Picking the Best Berries
While it is a treat that some berries are available in grocery stores year-round, berries are seasonal fruits and will be more plentiful, less expensive, and usually better tasting when in season. In general, berries are best when the weather is warm. When purchasing, select berries that are plump, tender, and bright in color. Avoid containers that are damp or stained, which might be signs of overripe fruit. Remove and discard any moldy or mushy berries so mold won't spread to other berries. If picking your own, select berries that separate easily from their stems. Unlike some fruits, berries generally don't ripen or get sweeter after picking.
At Their Peak
- Blackberries: June through August
- Blueberries: Late May through October
- Boysenberries: Late June through early August
- Raspberries: May through September
- Strawberries: April through June
How to Store Berries
Refrigerate unwashed berries, loosely covered, in a single layer. Heaping them on top of one another can crush the berries. For freezer storage directions, see How to Freeze Berries, below.
- For strawberries and blueberries, store in the refrigerator up to five days.
- For blackberries, raspberries, and boysenberries, store in the refrigerator up to three days
How to Wash Berries
Because berries are so delicate, do not wash them until right before you use them, or they can break down and get mushy.
- For strawberries, place them in a colander and gently rinse under cool water before removing the stems. If you remove the stems before washing, the water can affect the texture and flavor of the berries.
- For blackberries, raspberries, boysenberries, and blueberries, do not rinse under running water because the pressure can crush them. Instead, place the berries in a colander and dip them in a bowl of cold water. Gently swish the colander in the water, then allow the berries to drain.
- To dry all kinds of berries, after washing carefully spread the berries in a single layer on a tray or baking sheet lined with paper towels. Pat the berries dry with another paper towel.
How to Freeze Berries
Berries freeze well and can be used frozen for smoothies or thawed for use in baking and sauces. When thawing, berries tend to loose their shape as well as some of their juice, so place freezer bags of berries on a baking sheet or in a bowl to thaw in case the bags leak.
- Wash the berries and pat dry as directed above. Arrange the whole berries on a baking sheet and freeze until solid or up to a couple of days. This keeps the berries loose and makes measuring and thawing easier.

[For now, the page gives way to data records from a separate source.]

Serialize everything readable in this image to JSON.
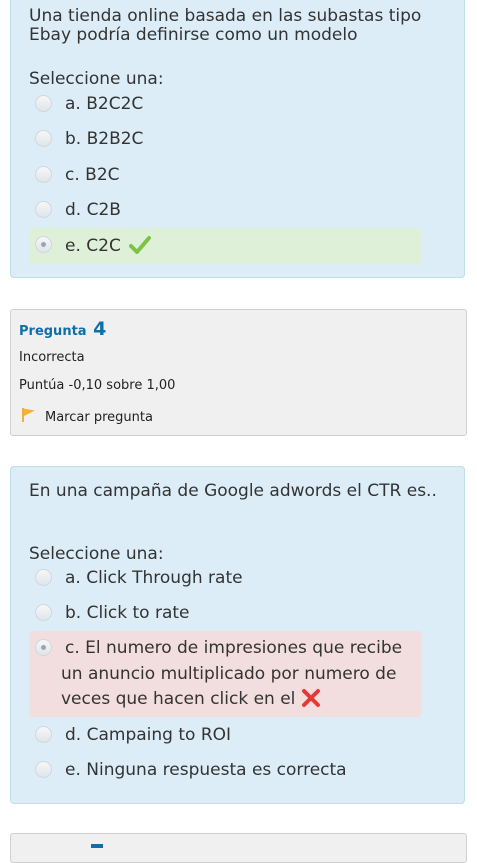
{
  "question3": {
    "text": "Una tienda  online basada en las subastas tipo Ebay podría definirse como un modelo",
    "prompt": "Seleccione una:",
    "options": [
      {
        "label": "a. B2C2C",
        "state": "none"
      },
      {
        "label": "b. B2B2C",
        "state": "none"
      },
      {
        "label": "c. B2C",
        "state": "none"
      },
      {
        "label": "d. C2B",
        "state": "none"
      },
      {
        "label": "e. C2C",
        "state": "correct"
      }
    ]
  },
  "question4_info": {
    "pregunta_label": "Pregunta",
    "number": "4",
    "status": "Incorrecta",
    "score": "Puntúa -0,10 sobre 1,00",
    "flag_label": "Marcar pregunta",
    "flag_icon": "flag-icon"
  },
  "question4": {
    "text": "En una campaña de Google adwords el CTR es..",
    "prompt": "Seleccione una:",
    "options": [
      {
        "label": "a. Click Through rate",
        "state": "none"
      },
      {
        "label": "b. Click to rate",
        "state": "none"
      },
      {
        "label": "c. El numero de impresiones que recibe un anuncio multiplicado por numero de veces que hacen click en el",
        "state": "incorrect"
      },
      {
        "label": "d. Campaing to ROI",
        "state": "none"
      },
      {
        "label": "e. Ninguna respuesta es correcta",
        "state": "none"
      }
    ]
  },
  "colors": {
    "question_bg": "#dcedf7",
    "correct_bg": "#dff0d8",
    "incorrect_bg": "#f2dede",
    "info_bg": "#f0f0f0",
    "accent": "#0f6fa6",
    "check": "#7cc243",
    "cross": "#e53935"
  }
}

Tip: For strawberries, you might want to hull the berries before freezing. If you prefer to slice the strawberries before freezing, omit the freezing step above, which is for whole berries, and freeze as directed below.
- Transfer the frozen berries to freezer bags or freezer containers. Leave a little space at the top of the bag or container, because the berries might expand a little. Label the bags or containers with the name of the berry, date frozen, and amount.
Tip: Measure the berries with a measuring cup as you put them in the bags or containers, and write the amount in cups on each bag or container. When you need berries for a recipe, you will know how many you have available.
- Lay bags of berries flat in the freezer. You can also place the bags on a tray or baking sheet first to assure a flat surface. Add bags or containers of berries to the freezer in batches to make sure they freeze quickly, and leave room around each to allow air to circulate. You can stack the bags or containers once the fruit is frozen.
- Freeze berries for up to 12 months.
Freezing with a Sugar Pack
You can sweeten the berries before freezing. If using strawberries, slice if desired. Place a small amount of fruit in the freezer bag or container and sprinkle lightly with sugar. Repeat the layering, leaving a little space at the top of the bag or container. Cover and let the fruit stand about 15 minutes or until juicy. Seal and freeze as directed above.